* [Task goal]
Where a line holds the word "games", copy that line from the data below.

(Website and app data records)
+ + +
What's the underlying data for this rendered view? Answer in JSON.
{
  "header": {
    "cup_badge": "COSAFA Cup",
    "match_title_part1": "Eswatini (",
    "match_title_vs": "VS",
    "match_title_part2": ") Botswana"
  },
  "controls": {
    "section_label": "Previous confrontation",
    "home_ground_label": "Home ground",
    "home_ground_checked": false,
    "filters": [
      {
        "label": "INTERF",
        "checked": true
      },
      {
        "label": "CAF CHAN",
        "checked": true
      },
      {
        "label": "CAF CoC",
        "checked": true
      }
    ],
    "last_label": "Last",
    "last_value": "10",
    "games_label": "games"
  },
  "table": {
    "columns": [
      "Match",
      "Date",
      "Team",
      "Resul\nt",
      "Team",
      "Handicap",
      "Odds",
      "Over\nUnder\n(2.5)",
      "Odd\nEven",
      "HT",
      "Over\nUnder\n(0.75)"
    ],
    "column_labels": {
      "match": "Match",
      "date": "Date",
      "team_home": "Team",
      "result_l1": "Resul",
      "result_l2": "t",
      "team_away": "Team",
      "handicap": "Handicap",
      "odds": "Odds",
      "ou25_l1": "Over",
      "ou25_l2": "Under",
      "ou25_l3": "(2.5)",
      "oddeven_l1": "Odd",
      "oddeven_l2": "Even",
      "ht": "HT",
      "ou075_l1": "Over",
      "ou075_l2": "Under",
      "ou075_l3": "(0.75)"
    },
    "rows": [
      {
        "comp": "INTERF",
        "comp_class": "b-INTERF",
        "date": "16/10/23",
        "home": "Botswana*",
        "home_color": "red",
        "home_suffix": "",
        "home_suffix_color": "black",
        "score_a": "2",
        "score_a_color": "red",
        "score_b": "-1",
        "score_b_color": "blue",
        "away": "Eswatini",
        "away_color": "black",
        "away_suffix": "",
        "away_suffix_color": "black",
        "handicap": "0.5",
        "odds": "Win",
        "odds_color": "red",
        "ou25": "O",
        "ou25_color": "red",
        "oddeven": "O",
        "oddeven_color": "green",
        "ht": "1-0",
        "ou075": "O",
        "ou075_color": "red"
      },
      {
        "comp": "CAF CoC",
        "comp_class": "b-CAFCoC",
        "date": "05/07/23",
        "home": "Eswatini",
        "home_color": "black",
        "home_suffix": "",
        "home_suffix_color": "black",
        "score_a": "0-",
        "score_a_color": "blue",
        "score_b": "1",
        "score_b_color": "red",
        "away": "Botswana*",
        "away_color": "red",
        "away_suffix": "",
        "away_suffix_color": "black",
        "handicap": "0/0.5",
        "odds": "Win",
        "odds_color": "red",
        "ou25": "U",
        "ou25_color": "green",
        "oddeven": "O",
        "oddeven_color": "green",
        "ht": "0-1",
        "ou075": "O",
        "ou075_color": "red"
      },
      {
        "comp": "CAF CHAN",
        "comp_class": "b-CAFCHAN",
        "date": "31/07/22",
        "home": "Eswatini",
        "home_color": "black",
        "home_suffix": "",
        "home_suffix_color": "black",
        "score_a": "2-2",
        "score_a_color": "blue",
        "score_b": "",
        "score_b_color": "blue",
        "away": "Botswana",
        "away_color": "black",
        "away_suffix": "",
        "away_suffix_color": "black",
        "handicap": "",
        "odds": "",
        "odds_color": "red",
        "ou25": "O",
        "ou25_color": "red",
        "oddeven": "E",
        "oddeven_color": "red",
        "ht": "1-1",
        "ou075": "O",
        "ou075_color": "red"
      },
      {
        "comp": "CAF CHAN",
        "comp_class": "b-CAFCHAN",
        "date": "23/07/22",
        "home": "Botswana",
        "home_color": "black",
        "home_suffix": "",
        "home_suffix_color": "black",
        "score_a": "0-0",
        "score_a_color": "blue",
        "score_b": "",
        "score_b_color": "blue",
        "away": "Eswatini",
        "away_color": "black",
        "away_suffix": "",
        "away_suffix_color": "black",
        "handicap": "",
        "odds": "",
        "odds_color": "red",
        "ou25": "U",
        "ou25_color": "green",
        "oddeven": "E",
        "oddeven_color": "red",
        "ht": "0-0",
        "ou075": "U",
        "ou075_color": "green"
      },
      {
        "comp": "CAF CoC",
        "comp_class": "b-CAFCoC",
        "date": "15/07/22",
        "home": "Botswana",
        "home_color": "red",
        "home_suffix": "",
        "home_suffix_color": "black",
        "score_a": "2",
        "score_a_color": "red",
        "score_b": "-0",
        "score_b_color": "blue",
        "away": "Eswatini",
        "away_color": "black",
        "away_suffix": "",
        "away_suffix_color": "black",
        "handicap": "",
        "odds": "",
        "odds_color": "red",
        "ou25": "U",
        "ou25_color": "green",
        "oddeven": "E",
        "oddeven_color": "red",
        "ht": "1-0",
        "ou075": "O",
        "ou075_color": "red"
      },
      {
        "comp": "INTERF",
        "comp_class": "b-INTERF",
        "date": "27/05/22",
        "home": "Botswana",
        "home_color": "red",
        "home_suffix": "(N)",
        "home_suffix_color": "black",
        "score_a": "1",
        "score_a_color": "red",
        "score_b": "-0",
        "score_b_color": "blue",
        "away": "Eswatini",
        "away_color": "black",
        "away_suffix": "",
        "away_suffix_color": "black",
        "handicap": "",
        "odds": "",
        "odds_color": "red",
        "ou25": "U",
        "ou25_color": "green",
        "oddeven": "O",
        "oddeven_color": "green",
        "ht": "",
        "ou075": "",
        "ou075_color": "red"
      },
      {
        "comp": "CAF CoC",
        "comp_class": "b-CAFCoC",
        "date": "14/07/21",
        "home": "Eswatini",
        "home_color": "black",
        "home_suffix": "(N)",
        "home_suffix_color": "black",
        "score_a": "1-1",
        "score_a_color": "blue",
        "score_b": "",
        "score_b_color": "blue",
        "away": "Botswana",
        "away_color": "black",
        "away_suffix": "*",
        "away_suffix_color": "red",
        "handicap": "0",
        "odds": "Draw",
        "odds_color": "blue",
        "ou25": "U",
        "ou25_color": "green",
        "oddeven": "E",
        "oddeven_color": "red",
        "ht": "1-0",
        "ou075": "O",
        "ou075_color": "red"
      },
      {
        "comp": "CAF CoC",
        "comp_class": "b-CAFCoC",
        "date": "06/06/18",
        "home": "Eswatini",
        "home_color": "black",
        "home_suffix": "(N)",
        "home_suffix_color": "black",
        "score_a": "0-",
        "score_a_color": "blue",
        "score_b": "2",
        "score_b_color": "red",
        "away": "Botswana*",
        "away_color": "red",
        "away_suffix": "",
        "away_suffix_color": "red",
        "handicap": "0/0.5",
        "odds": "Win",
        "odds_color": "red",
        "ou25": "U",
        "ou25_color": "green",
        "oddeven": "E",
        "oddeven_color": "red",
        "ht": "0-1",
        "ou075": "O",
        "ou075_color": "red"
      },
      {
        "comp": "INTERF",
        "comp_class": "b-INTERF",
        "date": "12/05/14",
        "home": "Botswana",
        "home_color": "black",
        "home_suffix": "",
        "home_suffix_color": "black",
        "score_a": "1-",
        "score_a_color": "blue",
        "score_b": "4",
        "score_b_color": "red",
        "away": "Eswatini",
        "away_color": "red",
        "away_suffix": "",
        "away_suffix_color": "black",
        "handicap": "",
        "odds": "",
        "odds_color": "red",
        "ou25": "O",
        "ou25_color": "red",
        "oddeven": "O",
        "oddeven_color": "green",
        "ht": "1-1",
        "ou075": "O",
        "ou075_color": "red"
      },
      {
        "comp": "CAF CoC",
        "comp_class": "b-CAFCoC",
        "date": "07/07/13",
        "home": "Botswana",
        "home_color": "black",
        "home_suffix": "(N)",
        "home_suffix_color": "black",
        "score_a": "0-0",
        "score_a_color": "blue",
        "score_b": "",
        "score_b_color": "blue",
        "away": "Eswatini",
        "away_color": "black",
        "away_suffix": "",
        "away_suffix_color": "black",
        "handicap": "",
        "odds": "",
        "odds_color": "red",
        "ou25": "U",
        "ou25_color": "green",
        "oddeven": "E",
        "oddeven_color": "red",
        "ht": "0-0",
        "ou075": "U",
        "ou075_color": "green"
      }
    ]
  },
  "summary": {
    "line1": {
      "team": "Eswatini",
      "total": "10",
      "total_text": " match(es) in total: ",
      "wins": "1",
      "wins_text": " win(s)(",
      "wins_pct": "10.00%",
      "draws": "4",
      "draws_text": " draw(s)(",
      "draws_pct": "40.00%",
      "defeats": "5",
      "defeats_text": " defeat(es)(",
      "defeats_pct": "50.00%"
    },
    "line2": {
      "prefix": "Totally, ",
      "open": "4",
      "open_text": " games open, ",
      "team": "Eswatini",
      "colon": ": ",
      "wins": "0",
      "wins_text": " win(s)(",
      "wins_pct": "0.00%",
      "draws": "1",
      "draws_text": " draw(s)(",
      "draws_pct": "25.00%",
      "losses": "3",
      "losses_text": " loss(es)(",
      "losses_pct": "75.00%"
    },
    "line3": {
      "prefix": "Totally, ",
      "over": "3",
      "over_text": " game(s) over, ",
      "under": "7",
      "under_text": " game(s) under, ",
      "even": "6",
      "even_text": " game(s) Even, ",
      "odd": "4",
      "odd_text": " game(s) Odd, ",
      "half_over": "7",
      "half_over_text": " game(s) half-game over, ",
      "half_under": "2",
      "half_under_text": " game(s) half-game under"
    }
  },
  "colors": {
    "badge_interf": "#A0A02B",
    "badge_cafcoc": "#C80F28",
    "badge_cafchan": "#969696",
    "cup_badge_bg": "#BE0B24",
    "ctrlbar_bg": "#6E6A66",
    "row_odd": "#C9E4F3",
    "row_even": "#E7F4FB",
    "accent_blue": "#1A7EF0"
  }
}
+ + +
* [Answer space]
    "games_label": "games"
      "open_text": " games open, ",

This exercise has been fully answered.